To Hawaii’s Democrats, next year’s open U.S. Senate seat looks like a primary-only affair.
The talk is of the heavyweights circling each other, each ticking off their reasons for winning.
Former U.S. Rep. Ed Case was first out of the box this week, with an emailing to supporters announcing that he took a poll and was ahead and they should send him money.
Case detailed only how his poll showed him winning in a theoretical match-up with former Mayor Mufi Hannemann (Case up 47 percent to 35 percent) and then against former Gov. Linda Lingle (up 49 percent to 37 percent). Case says his poll had other match-ups, but they were not disclosed. Still, Case said he was still thinking about what he should do. Hint: It is being the next U.S. senator from Hawaii.
That is what a lot of Hawaii Democrats would like to be.
Hannemann is making himself more and more visible every hour. He’s marching in parades, he’s firing off Twitter messages about his parade marching and he’s pumping up his Facebook page with pictures from the parade. Still, a glowing social media profile does not a primary winner make.
Congresswomen Colleen Hanabusa and Mazie Hirono have neither taken themselves out of speculation, nor appear close to any announcements. At the same time, Lt. Gov. Brian Schatz and even former Gov. John Waihee have been mentioned. Schatz is not saying and Waihee had initially taken himself out of the speculation, but his name still pops up.
What the Democrats might want to contemplate is who can run effectively against Lingle.
It is not a sure thing that she will run.
GOP observers note that Lingle did not attend last week’s county GOP convention, nor has she started any serious private planning. Some strong allies say that Lingle herself is not sure if she will run.
"It is not on her radar," a former Lingle strategist said.
If her radar screen does light up, it behooves the Democrats to pay attention.
There are a lot of reason why Lingle could win.
Some Democrats say Lingle is vulnerable because the GOP doesn’t have strong grassroots appeal and Lingle never developed a grassroots organization — and besides, there are a lot more Democrats than there are Republicans in Hawaii.
As one former popular Hawaii Democrat once said: "I don’t know if I should water the grassroots, cut them or pee on them."
Grassroots are great to have, but as one GOP strategist said, "Grassroots supporters means you have to ability to inspire and motivate individuals."
And Lingle is fully capable of making that work.
At the same time, it should worry Democrats that there is no clear frontrunner in their Senate stable. That can produce a bloody and expensive Democratic primary.

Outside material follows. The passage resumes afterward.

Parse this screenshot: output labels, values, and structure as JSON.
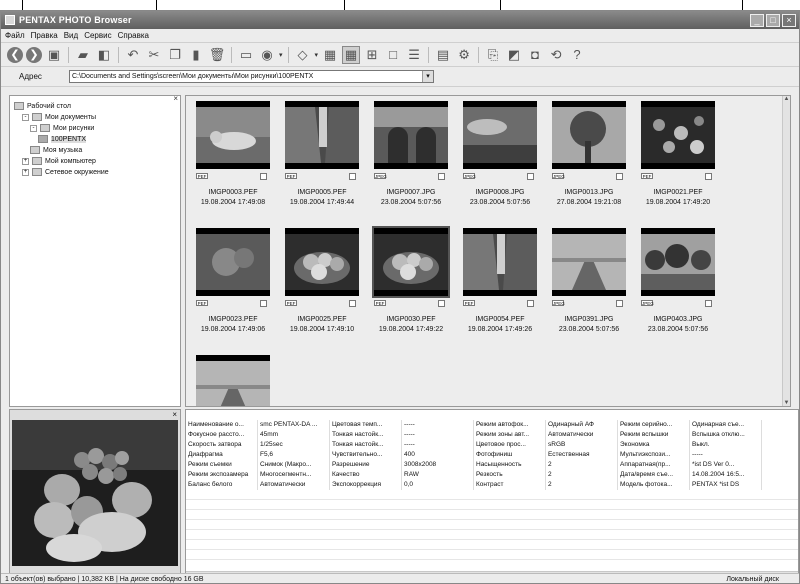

If Hannemann, Hanabusa, Schatz and Case get in the race it could exhaust all four corners of the Democratic power block. Lingle would not likely have strong primary opposition, while the winning Democrat is likely to be damaged goods.
Lingle would also have a lot of money. On a national level, the Democrats have 23 Senate races to defend; they will not be thinking about dumping money into the historically blue state of Hawaii, birthplace of President Baracak Obama.
Republicans, in contrast, can put up a strong, well-financed campaign if it means turning the Senate majority to their column.
Today it is not a sure bet that Lingle will run, but if she does, the Democrats will be in a real fight.
Richard Borreca writes on politics on Sundays, Tuesdays and Fridays. Reach him at firstname.lastname@example.org.